Bristol Aeroplane and English Electric were carrying out guided missile trials at Woomera and in 1960 they combined as BAC before becoming British Aerospace - Australia in 1977.

British Aerospace - Australia

British Aerospace Australia logo
The history of BAE Systems Australia can be traced back to the testing of the first generation air defence missile systems, held in the wastelands of South Australia’s Woomera Desert in the early 1950s.
 

The company, which was spawned in the fierce rivalry of two highly competitive English aerospace companies, is today at the forefront of Australia’s military electronics engineering and systems research. As BAE Systems Australia it produces a wide range of security and defence related products and services.

It all started in 1953, when two support teams from the United Kingdom, one from the Bristol Aeroplane Company and the other from the English Electric Company, arrived in Adelaide to conduct early guided missile trials at the Woomera Test Range.  The Bristol Aeroplane Company had been developing its Bloodhound Missile System whilst The English Electric Company was running trials on The Thunderbird Missile System. Both were high-altitude surface-to-air missile defence systems which would later enter service with the British Armed Forces.

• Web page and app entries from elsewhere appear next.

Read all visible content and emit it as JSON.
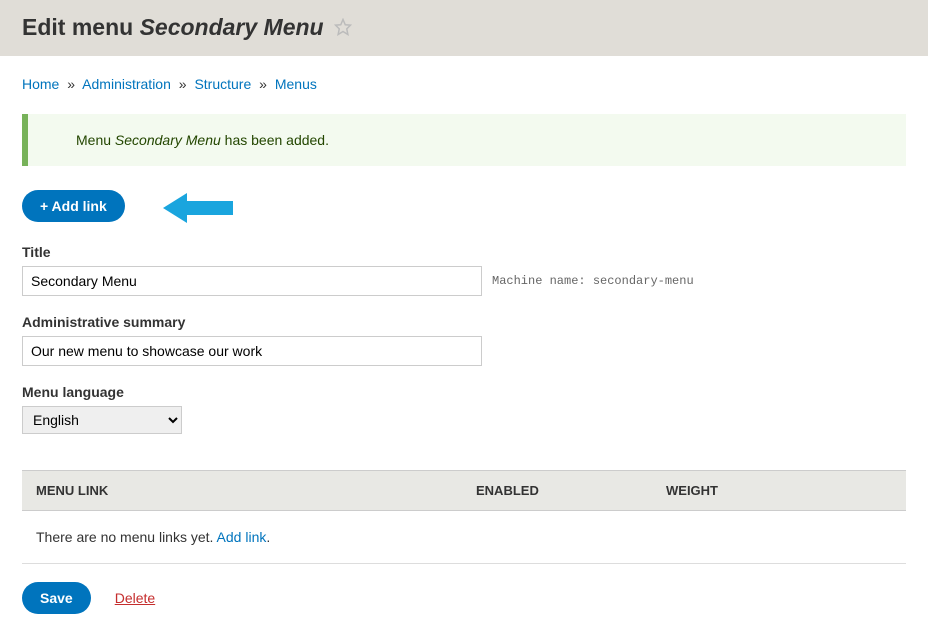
{
  "header": {
    "title_prefix": "Edit menu ",
    "title_name": "Secondary Menu"
  },
  "breadcrumb": {
    "home": "Home",
    "admin": "Administration",
    "structure": "Structure",
    "menus": "Menus"
  },
  "message": {
    "prefix": "Menu ",
    "name": "Secondary Menu",
    "suffix": " has been added."
  },
  "add_link_button": "+ Add link",
  "form": {
    "title_label": "Title",
    "title_value": "Secondary Menu",
    "machine_name_label": "Machine name: ",
    "machine_name_value": "secondary-menu",
    "summary_label": "Administrative summary",
    "summary_value": "Our new menu to showcase our work",
    "language_label": "Menu language",
    "language_value": "English"
  },
  "table": {
    "col_menulink": "MENU LINK",
    "col_enabled": "ENABLED",
    "col_weight": "WEIGHT",
    "empty_text": "There are no menu links yet. ",
    "empty_link": "Add link",
    "empty_suffix": "."
  },
  "actions": {
    "save": "Save",
    "delete": "Delete"
  }
}
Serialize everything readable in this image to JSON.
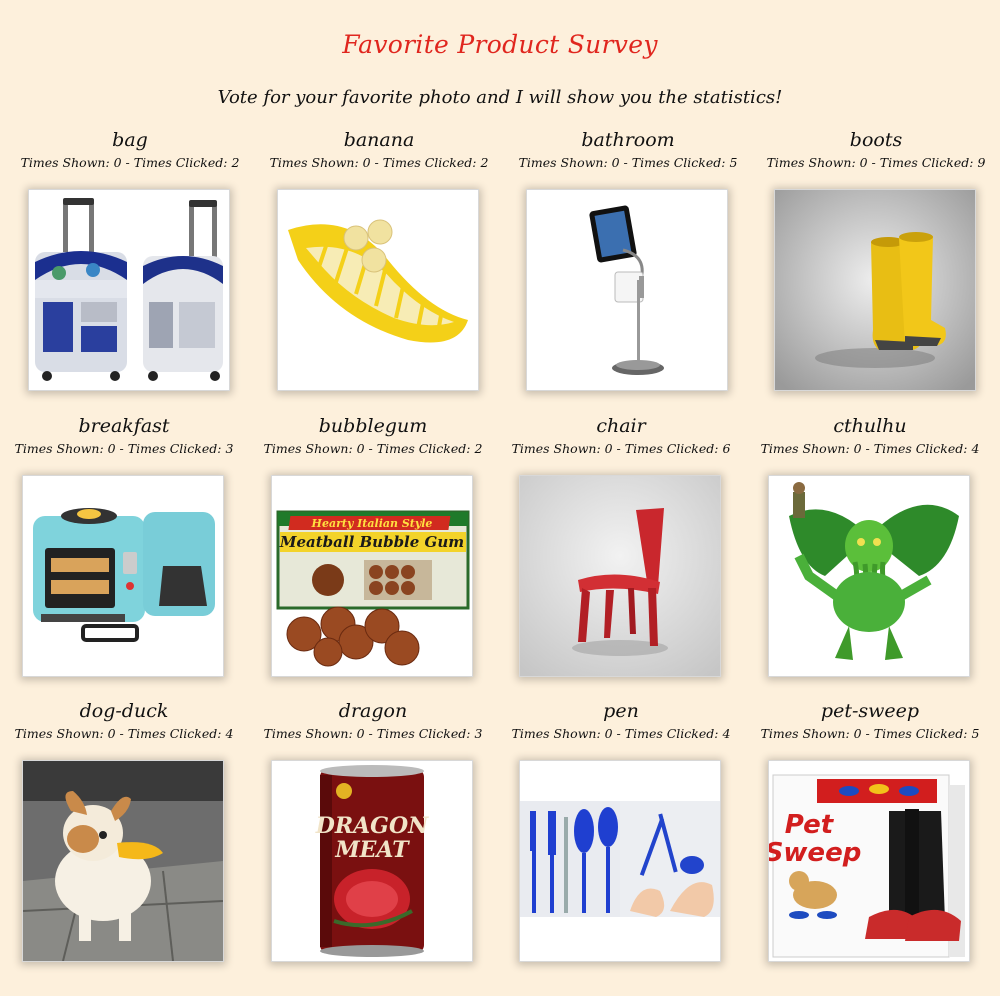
{
  "page": {
    "title": "Favorite Product Survey",
    "subtitle": "Vote for your favorite photo and I will show you the statistics!"
  },
  "colors": {
    "title": "#e0261e",
    "background": "#fdf0dc"
  },
  "products": [
    {
      "name": "bag",
      "stats": "Times Shown: 0 - Times Clicked: 2",
      "icon": "r2d2-suitcase-photo"
    },
    {
      "name": "banana",
      "stats": "Times Shown: 0 - Times Clicked: 2",
      "icon": "banana-slicer-photo"
    },
    {
      "name": "bathroom",
      "stats": "Times Shown: 0 - Times Clicked: 5",
      "icon": "tablet-toilet-paper-stand-photo"
    },
    {
      "name": "boots",
      "stats": "Times Shown: 0 - Times Clicked: 9",
      "icon": "yellow-boots-photo"
    },
    {
      "name": "breakfast",
      "stats": "Times Shown: 0 - Times Clicked: 3",
      "icon": "breakfast-station-photo"
    },
    {
      "name": "bubblegum",
      "stats": "Times Shown: 0 - Times Clicked: 2",
      "icon": "meatball-bubble-gum-photo",
      "photo_text": {
        "line1": "Hearty Italian Style",
        "line2": "Meatball Bubble Gum"
      }
    },
    {
      "name": "chair",
      "stats": "Times Shown: 0 - Times Clicked: 6",
      "icon": "red-chair-photo"
    },
    {
      "name": "cthulhu",
      "stats": "Times Shown: 0 - Times Clicked: 4",
      "icon": "cthulhu-figure-photo"
    },
    {
      "name": "dog-duck",
      "stats": "Times Shown: 0 - Times Clicked: 4",
      "icon": "dog-duck-muzzle-photo"
    },
    {
      "name": "dragon",
      "stats": "Times Shown: 0 - Times Clicked: 3",
      "icon": "dragon-meat-can-photo",
      "photo_text": {
        "line1": "DRAGON",
        "line2": "MEAT"
      }
    },
    {
      "name": "pen",
      "stats": "Times Shown: 0 - Times Clicked: 4",
      "icon": "utensil-pens-photo"
    },
    {
      "name": "pet-sweep",
      "stats": "Times Shown: 0 - Times Clicked: 5",
      "icon": "pet-sweep-box-photo",
      "photo_text": {
        "line1": "Pet",
        "line2": "Sweep"
      }
    }
  ]
}
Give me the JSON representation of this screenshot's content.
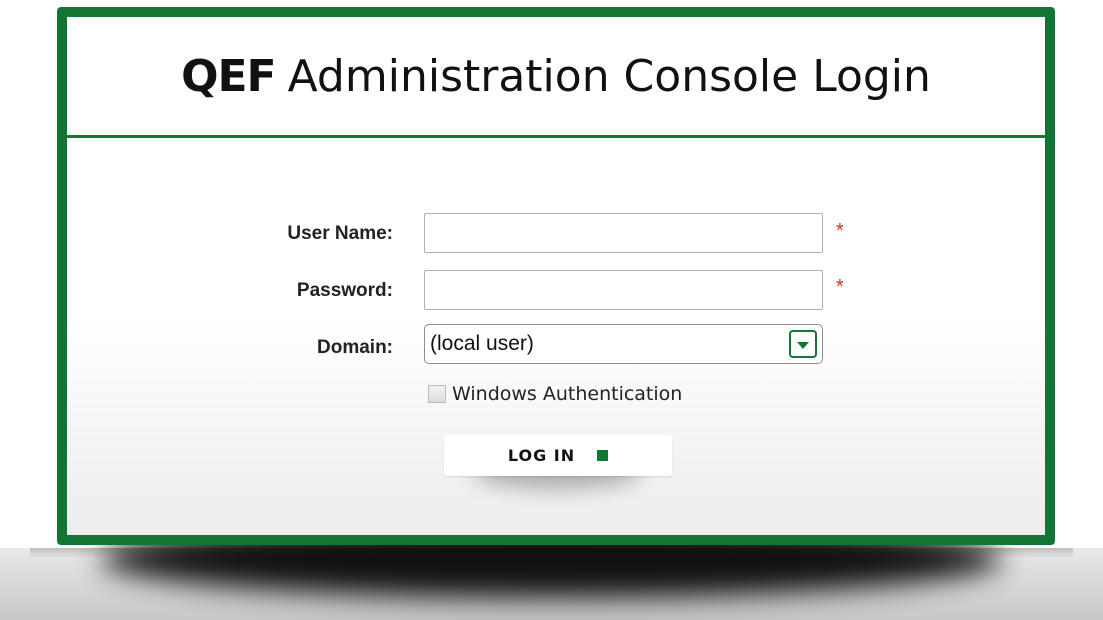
{
  "header": {
    "brand": "QEF",
    "title": "Administration Console Login"
  },
  "form": {
    "username_label": "User Name:",
    "username_value": "",
    "password_label": "Password:",
    "password_value": "",
    "domain_label": "Domain:",
    "domain_selected": "(local user)",
    "windows_auth_label": "Windows Authentication",
    "windows_auth_checked": false,
    "required_marker": "*",
    "login_label": "LOG IN"
  },
  "icons": {
    "domain_dropdown": "chevron-down-icon",
    "login_indicator": "square-icon"
  },
  "colors": {
    "accent": "#127533",
    "required": "#d92b2b"
  }
}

The teams established their base of operations at the Anglo-Australian Weapons Research Establishment at Salisbury, about 15 miles north of Adelaide, with testing carried out at Woomera.  The two teams even took up residence in adjoining buildings at a former Second World War munitions storage complex.

 

Bristol BAC Bloodhound Bristol BAC Bloodhound

 

Both the Bloodhound and Thunderbird trials progressed in very close parallel despite being highly competitive with the employees of both companies socialising in the evenings and at the weekends, such was their common interests.

Both teams also enjoyed an excellent safety record with no injuries occurring during the testing stages. That said however, the tests were not without moments of high drama however, especially when occasionally a rogue missile would turn back towards the test site!

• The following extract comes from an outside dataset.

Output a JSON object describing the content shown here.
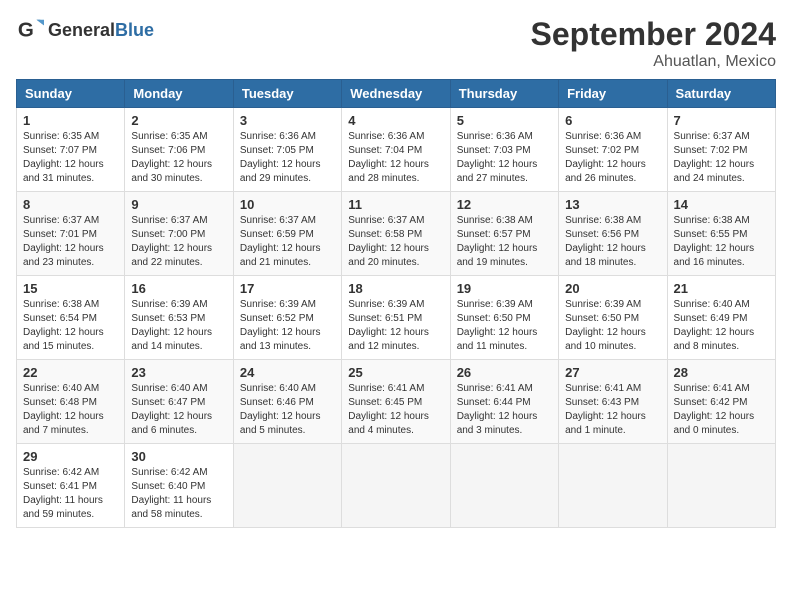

By the time the Bloodhound and Thunderbird trials had been completed, both the Bristol Aeroplane Company and English Electric had been merged into British Aircraft Corporation. 

Under this new combined banner, research and development trials continued at Woomera on the new Rapier System, a low-level anti-aircraft system and then a little later on the Seawolf ship-to-air missile.  Sadly, Seawolf was to be the last weapon system the company would develop at Woomera.

During 1977 and under the Aircraft and Shipbuilding Industries Act, British Aircraft Corporation was nationalised along with the Hawker Siddeley Group and Scottish Aviation to form British Aerospace.

Subsequently operations in Australia were renamed British Aerospace Australia and exist today as BAE Systems Australia.

Genealogy


1953 Bristol Aeroplane Company / English Electric Company               
1963 British Aircraft Corporation Australia
1977 British Aerospace Australia
1999 BAE Systems